Kenya is among the top African countries that attracted the highest share of financing for start-ups and small businesses with exceptional growth prospects in the past five years (2014-2019), the African Private Equity and Venture Capital Association Ltd (AVCA) said in this month’s report.
South Africa had the most venture capital (VC) deals with 21 per cent of the total early-stage investments, Kenya got 18 per cent and Nigeria 14 per cent.
Venture capital is a form of private equity and a type of financing that investors provide to start-up companies and small businesses that show long-term growth potential.
The financing usually comes from well-off investors, investment banks and other financial institutions and can be provided in technical or managerial expertise.
According to the report, as a region, southern Africa attracted the highest number of VC deals (25 per cent) in Africa during the period under review, followed by East Africa (23 per cent) and West Africa (21 per cent).
By value, deals in consumer discretionary (28 per cent), financials (23 per cent) and industrials (18 per cent) attracted the largest share. The utilities sector was popular among early stage deals, with investors supporting companies that provide alternative power solutions.

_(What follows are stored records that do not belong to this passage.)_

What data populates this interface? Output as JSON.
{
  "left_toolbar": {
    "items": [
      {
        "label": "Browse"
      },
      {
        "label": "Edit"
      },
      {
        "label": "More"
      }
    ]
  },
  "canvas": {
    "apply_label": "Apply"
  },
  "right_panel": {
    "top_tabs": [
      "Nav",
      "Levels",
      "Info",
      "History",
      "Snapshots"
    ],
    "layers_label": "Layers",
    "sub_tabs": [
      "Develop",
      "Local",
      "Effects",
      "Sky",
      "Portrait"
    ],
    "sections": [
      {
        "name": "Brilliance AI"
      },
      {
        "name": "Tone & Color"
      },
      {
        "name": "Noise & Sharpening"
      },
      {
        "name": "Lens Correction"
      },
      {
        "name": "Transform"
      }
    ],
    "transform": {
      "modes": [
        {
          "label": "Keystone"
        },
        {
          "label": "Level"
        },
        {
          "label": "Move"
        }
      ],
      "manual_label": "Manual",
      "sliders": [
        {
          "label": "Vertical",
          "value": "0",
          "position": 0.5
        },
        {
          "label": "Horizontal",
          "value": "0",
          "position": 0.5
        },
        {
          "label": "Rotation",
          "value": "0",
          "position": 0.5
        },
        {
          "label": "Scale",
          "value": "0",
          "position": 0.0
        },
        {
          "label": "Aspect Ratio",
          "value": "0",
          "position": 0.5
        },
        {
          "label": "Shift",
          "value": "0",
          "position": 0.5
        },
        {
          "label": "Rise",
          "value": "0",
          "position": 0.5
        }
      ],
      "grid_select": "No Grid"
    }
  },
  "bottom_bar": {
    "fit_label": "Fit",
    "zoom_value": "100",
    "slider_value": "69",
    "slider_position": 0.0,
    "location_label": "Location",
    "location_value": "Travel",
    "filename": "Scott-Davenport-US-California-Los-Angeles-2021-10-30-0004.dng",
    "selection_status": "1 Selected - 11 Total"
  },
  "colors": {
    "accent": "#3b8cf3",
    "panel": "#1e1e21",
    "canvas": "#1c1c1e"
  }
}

Financial technology (fintech) firms dominate the African start-up scene, but afro-entrepreneurship has also grown within the utilities, logistics, transportation, e-commerce, healthcare and agribusiness sectors.
Nearly one third (32 per cent) of the total number of early-stage investments reported in Africa in the period were seed stage deals, that is initial equity funding for start-ups.
Series A and Series B transactions (subsequent rounds of funding after start-ups have developed strong track records) together accounted for 29 per cent of the total volume, and 38 per cent of the total value of early stage deals.
However, 65 per cent of the total number of VC deals reported were below $5 million, while 25 per cent were between $5 million and $20 million, and just three per cent were above $50 million in size.
Corporate venture firms from North America played a key role in bridging funding gaps, accounting for 37 per cent of the total number of corporate venture firms that participated in VC deals in Africa from 2014 to 2019.
Foreign investors have been attracted by new opportunities and markets, with North American investors representing 42 per cent of the number of investors that participated in VC on the continent between 2014 and 2019, followed by European-based investors at 23 per cent.
Africa-based investors accounted for 20 per cent, followed by Asia-Pacific (8 percent) and investors based in the Middle East (six per cent).